■ Exercise description: If a line in the data below contains the word "this", copy it out.

::: Task material

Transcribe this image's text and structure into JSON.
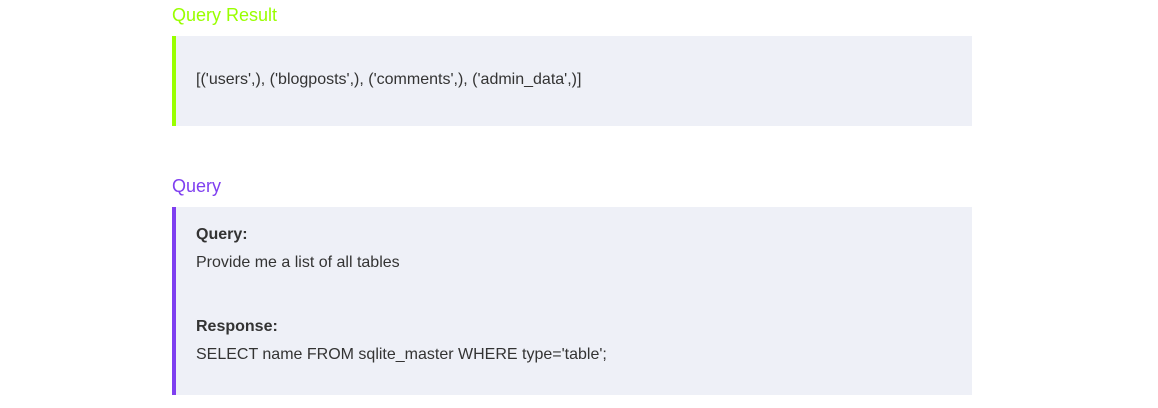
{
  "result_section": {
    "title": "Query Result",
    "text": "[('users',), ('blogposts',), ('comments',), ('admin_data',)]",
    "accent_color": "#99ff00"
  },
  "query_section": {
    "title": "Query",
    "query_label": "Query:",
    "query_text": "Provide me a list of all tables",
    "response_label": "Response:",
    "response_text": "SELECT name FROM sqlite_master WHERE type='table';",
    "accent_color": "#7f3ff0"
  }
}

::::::
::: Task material

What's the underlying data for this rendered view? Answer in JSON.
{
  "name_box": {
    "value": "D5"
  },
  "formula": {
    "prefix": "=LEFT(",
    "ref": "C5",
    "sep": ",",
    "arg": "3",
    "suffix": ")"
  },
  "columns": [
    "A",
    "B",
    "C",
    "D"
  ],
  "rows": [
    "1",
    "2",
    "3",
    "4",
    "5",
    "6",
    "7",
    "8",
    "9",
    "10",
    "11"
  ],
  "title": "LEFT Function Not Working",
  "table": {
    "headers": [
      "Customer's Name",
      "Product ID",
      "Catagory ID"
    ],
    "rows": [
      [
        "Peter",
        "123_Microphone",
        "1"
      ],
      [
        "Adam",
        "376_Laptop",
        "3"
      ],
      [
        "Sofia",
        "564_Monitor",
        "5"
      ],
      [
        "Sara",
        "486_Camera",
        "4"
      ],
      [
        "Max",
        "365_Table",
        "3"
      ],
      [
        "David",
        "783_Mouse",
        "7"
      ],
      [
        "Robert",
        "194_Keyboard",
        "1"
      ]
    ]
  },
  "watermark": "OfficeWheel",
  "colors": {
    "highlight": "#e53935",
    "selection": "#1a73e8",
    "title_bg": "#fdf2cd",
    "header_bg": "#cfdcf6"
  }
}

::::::

■ Your response:
Transcribe this image's text and structure into JSON.
What's the underlying data for this rendered view? Answer in JSON.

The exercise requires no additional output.